After creating this file, here's what our directory looks like:

 | __init__.py
 | read.py
 | count.py
 | domains.py

Exploring Sublesson Times

We want to know when most articles are submitted. One easy way to reframe this is to look at what hour articles are submitted. To figure this out, we'll need to use the sublesson_time column.

The sublesson_time column contains timestamps that look like this: 2011-11-09T21:56:22Z. These times are expressed in UTC, which is a universal time zone used by most software for consistency (imagine a database populated with times all having different time zones; it would be a huge pain to work with).

To get the hour from a timestamp, we can use the dateutil library. The parser module in dateutil contains the parse function, which can take in a timestamp, and return a datetime object. Here's a link to the documentation. After parsing the timestamp, the hour property of the resulting date object will tell you the hour the article was submitted.

To do this, we can do the following:

  • Make a file called times.py, using the command line.
  • Write a function to extract the hour from a timestamp. This function should first use dateutil.parser.parse to parse the timestamp, then extract the hour from the resulting datetime object, then return the hour using .hour.
  • Use the pandas apply() method to make a column of sublesson hours.
  • Use the value_counts() method in pandas to count the number of occurrences of each hour.
  • Print out the results.

Here's how we do that in the command line:

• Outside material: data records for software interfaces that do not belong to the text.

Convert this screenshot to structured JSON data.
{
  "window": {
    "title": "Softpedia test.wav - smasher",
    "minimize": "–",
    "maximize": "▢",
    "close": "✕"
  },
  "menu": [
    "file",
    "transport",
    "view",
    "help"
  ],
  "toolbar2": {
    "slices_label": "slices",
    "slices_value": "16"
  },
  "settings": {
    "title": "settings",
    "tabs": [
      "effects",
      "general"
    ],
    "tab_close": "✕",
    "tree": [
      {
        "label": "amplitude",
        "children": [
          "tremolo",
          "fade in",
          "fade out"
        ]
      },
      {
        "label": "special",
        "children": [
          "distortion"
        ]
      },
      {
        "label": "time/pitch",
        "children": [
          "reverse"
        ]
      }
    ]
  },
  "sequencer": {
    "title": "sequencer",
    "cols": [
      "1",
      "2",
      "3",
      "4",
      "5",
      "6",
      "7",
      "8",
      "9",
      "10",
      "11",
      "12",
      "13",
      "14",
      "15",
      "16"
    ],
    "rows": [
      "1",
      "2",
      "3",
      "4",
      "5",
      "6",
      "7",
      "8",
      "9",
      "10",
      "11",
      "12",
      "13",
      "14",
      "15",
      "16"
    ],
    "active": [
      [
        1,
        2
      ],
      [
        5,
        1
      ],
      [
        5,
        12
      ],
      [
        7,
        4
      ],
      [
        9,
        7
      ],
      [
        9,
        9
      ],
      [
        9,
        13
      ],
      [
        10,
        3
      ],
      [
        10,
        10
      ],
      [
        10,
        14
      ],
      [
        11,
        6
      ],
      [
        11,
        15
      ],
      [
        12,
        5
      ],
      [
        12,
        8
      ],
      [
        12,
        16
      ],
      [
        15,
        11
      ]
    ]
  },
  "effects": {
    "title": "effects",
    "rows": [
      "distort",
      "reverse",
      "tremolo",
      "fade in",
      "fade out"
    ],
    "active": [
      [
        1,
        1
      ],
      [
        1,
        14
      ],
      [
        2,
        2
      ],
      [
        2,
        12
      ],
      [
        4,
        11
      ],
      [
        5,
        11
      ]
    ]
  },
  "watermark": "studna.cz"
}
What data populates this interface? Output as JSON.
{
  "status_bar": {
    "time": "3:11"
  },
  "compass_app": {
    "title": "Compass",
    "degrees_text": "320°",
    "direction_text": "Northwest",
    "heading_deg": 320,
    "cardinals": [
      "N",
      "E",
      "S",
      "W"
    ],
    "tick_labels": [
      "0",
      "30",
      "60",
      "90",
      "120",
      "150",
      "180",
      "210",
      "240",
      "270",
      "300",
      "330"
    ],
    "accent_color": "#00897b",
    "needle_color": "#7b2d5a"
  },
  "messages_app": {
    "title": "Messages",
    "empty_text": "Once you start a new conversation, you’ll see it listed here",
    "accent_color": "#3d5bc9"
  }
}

printf "from dateutil.parser import parse\nfrom read import load_data\n\n\ndef extract_hour(timestamp):\n\tdatetime = parse(timestamp)\n\thour = datetime.hour\n\treturn hour\n\nstories = load_data()\nstories['hour'] = stories['sublesson_time'].apply(extract_hour)\ntime = stories['hour'].value_counts()\nprint(time)" > times.py

And here's how it looks as a separate .py file (which, as discussed above, you can confirm by running cat times.py from the command line to inspect the file):

from dateutil.parser import parse
from read import load_data

def extract_hour(timestamp):
    datetime = parse(timestamp)
    hour = datetime.hour
    return hour

nstories = load_data()
stories['hour'] = stories['sublesson_time'].apply(extract_hour)
time = stories['hour'].value_counts()

Once again, let's update our directory:

 | __init__.py
 | read.py
 | count.py
 | domains.py
 | times.py

Now that we've created our Python script, we can run our script from the command line to get a list of how many articles were posted in a certain hour. To do this, you can type the command python times.py from the command line. Running this script, you will see the following result:

17    646
16    627
15    618
14    602
18    575
19    563
20    538
13    531
21    497
12    398
23    394
22    386
11    347
10    324
7     320
0     317
1     314
2     298
9     298
3     296
4     282
6     279
5     275
8     274

You will notice that most sublessons are posted in the afternoon. Keep in mind, however, that these times are in UTC. If you're interested in expanding on this project, try adding a section to your script to convert the output from UTC into your local time zone.

Next Steps

In this tutorial, we've explored the data and built a directory of short scripts that work with each other to provide the answers we want. This is the first step in building a production version of our data analysis project.

But of course, this is just the start! We haven't made any use of the upvotes data in this tutorial, so that would be a great next step for expanding your analysis:

  • What headline length leads to the most upvotes?
  • What sublesson time leads to the most upvotes?
  • How are the total number of upvotes changing over time?

We encourage you to think of your own questions, and be creative as you continue exploring this data set!

Celeste Grupman

About the author

Celeste Grupman

Celeste Grupman is the CEO at Dataquest She is passionate about creating affordable access to high-quality skills training for students across the globe.